The album's secret weapon is percussionist João Hermeto, who's worked with pop great Gal Costa and choro star Yamandú Costa, among many others; he played just about every acoustic beat on the record (almost exclusively hand percussion such as pandeiros, congas, shakers, et cetera), with the exception of Mestre Camaleão's great berimbau on "É da Nossa Cor." Maga Bo's production enhances their raw polyrhythms with lean, fiercely pulsing electronics, slice-and-dice arrangements, and a slew of guest singers. Most of the vocalists are from Brazil, such as Marcelo Yuka (cofounder and former member of O Rappa, who play Lollapalooza today) and the great rapper BNegão, but he also enlists some stateside help, including Guyanese New Yorker Jahdan Blakkamoore and Chicago's own Panamanian MC Zulu, who hosts Saturday's show and will surely collaborate with Maga Bo. Singer-songwriter Lucas Santtana contributes stabbing cavaquinho to "Immigrant Visa Part II," the track featuring Zulu, and a couple of other songs include guitar from Robertinho Barreto, but by and large the album is about beats and voices—which makes it perfect record for remixes. On May 29, a week after the release of the original album, Maga Bo released an

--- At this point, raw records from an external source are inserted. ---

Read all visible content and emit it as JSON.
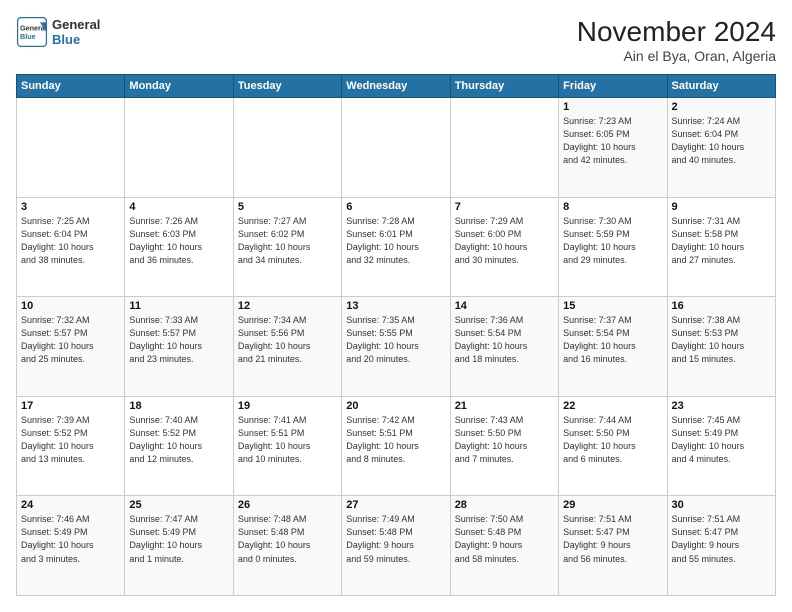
{
  "logo": {
    "line1": "General",
    "line2": "Blue"
  },
  "title": "November 2024",
  "subtitle": "Ain el Bya, Oran, Algeria",
  "header": {
    "days": [
      "Sunday",
      "Monday",
      "Tuesday",
      "Wednesday",
      "Thursday",
      "Friday",
      "Saturday"
    ]
  },
  "weeks": [
    {
      "cells": [
        {
          "day": "",
          "info": ""
        },
        {
          "day": "",
          "info": ""
        },
        {
          "day": "",
          "info": ""
        },
        {
          "day": "",
          "info": ""
        },
        {
          "day": "",
          "info": ""
        },
        {
          "day": "1",
          "info": "Sunrise: 7:23 AM\nSunset: 6:05 PM\nDaylight: 10 hours\nand 42 minutes."
        },
        {
          "day": "2",
          "info": "Sunrise: 7:24 AM\nSunset: 6:04 PM\nDaylight: 10 hours\nand 40 minutes."
        }
      ]
    },
    {
      "cells": [
        {
          "day": "3",
          "info": "Sunrise: 7:25 AM\nSunset: 6:04 PM\nDaylight: 10 hours\nand 38 minutes."
        },
        {
          "day": "4",
          "info": "Sunrise: 7:26 AM\nSunset: 6:03 PM\nDaylight: 10 hours\nand 36 minutes."
        },
        {
          "day": "5",
          "info": "Sunrise: 7:27 AM\nSunset: 6:02 PM\nDaylight: 10 hours\nand 34 minutes."
        },
        {
          "day": "6",
          "info": "Sunrise: 7:28 AM\nSunset: 6:01 PM\nDaylight: 10 hours\nand 32 minutes."
        },
        {
          "day": "7",
          "info": "Sunrise: 7:29 AM\nSunset: 6:00 PM\nDaylight: 10 hours\nand 30 minutes."
        },
        {
          "day": "8",
          "info": "Sunrise: 7:30 AM\nSunset: 5:59 PM\nDaylight: 10 hours\nand 29 minutes."
        },
        {
          "day": "9",
          "info": "Sunrise: 7:31 AM\nSunset: 5:58 PM\nDaylight: 10 hours\nand 27 minutes."
        }
      ]
    },
    {
      "cells": [
        {
          "day": "10",
          "info": "Sunrise: 7:32 AM\nSunset: 5:57 PM\nDaylight: 10 hours\nand 25 minutes."
        },
        {
          "day": "11",
          "info": "Sunrise: 7:33 AM\nSunset: 5:57 PM\nDaylight: 10 hours\nand 23 minutes."
        },
        {
          "day": "12",
          "info": "Sunrise: 7:34 AM\nSunset: 5:56 PM\nDaylight: 10 hours\nand 21 minutes."
        },
        {
          "day": "13",
          "info": "Sunrise: 7:35 AM\nSunset: 5:55 PM\nDaylight: 10 hours\nand 20 minutes."
        },
        {
          "day": "14",
          "info": "Sunrise: 7:36 AM\nSunset: 5:54 PM\nDaylight: 10 hours\nand 18 minutes."
        },
        {
          "day": "15",
          "info": "Sunrise: 7:37 AM\nSunset: 5:54 PM\nDaylight: 10 hours\nand 16 minutes."
        },
        {
          "day": "16",
          "info": "Sunrise: 7:38 AM\nSunset: 5:53 PM\nDaylight: 10 hours\nand 15 minutes."
        }
      ]
    },
    {
      "cells": [
        {
          "day": "17",
          "info": "Sunrise: 7:39 AM\nSunset: 5:52 PM\nDaylight: 10 hours\nand 13 minutes."
        },
        {
          "day": "18",
          "info": "Sunrise: 7:40 AM\nSunset: 5:52 PM\nDaylight: 10 hours\nand 12 minutes."
        },
        {
          "day": "19",
          "info": "Sunrise: 7:41 AM\nSunset: 5:51 PM\nDaylight: 10 hours\nand 10 minutes."
        },
        {
          "day": "20",
          "info": "Sunrise: 7:42 AM\nSunset: 5:51 PM\nDaylight: 10 hours\nand 8 minutes."
        },
        {
          "day": "21",
          "info": "Sunrise: 7:43 AM\nSunset: 5:50 PM\nDaylight: 10 hours\nand 7 minutes."
        },
        {
          "day": "22",
          "info": "Sunrise: 7:44 AM\nSunset: 5:50 PM\nDaylight: 10 hours\nand 6 minutes."
        },
        {
          "day": "23",
          "info": "Sunrise: 7:45 AM\nSunset: 5:49 PM\nDaylight: 10 hours\nand 4 minutes."
        }
      ]
    },
    {
      "cells": [
        {
          "day": "24",
          "info": "Sunrise: 7:46 AM\nSunset: 5:49 PM\nDaylight: 10 hours\nand 3 minutes."
        },
        {
          "day": "25",
          "info": "Sunrise: 7:47 AM\nSunset: 5:49 PM\nDaylight: 10 hours\nand 1 minute."
        },
        {
          "day": "26",
          "info": "Sunrise: 7:48 AM\nSunset: 5:48 PM\nDaylight: 10 hours\nand 0 minutes."
        },
        {
          "day": "27",
          "info": "Sunrise: 7:49 AM\nSunset: 5:48 PM\nDaylight: 9 hours\nand 59 minutes."
        },
        {
          "day": "28",
          "info": "Sunrise: 7:50 AM\nSunset: 5:48 PM\nDaylight: 9 hours\nand 58 minutes."
        },
        {
          "day": "29",
          "info": "Sunrise: 7:51 AM\nSunset: 5:47 PM\nDaylight: 9 hours\nand 56 minutes."
        },
        {
          "day": "30",
          "info": "Sunrise: 7:51 AM\nSunset: 5:47 PM\nDaylight: 9 hours\nand 55 minutes."
        }
      ]
    }
  ]
}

digital-only 18-track remix collection on vinyl and digitally, for which he called upon his wide network of international DJs and producers who mix and match regional styles in an electronic mode: members of Buenos Aires electro-cumbia crew ZZK, Angolan kuduro merchants Batida, electro-reggae jammers Uproot Andy, Brazil's DJ Dolores (under his new Stank guise), and more. Below you can check out the Subatomic Sound System remix of "Maga Traz a Lenha."
photo: Fred Pacífico Alves
Gilad Hekselman, Hearts Wide Open (Le Chant du Monde)
Art Blakey & the Jazz Messengers, Ugetsu (Riverside/OJC)
The Ambush Party, The Ambush Party (De Platenbakkerij)
Mallu, Pitanga (Sony Music, Brazil)
The Thing With Jim O'Rourke, Shinjuku Growl (Smalltown Superjazz)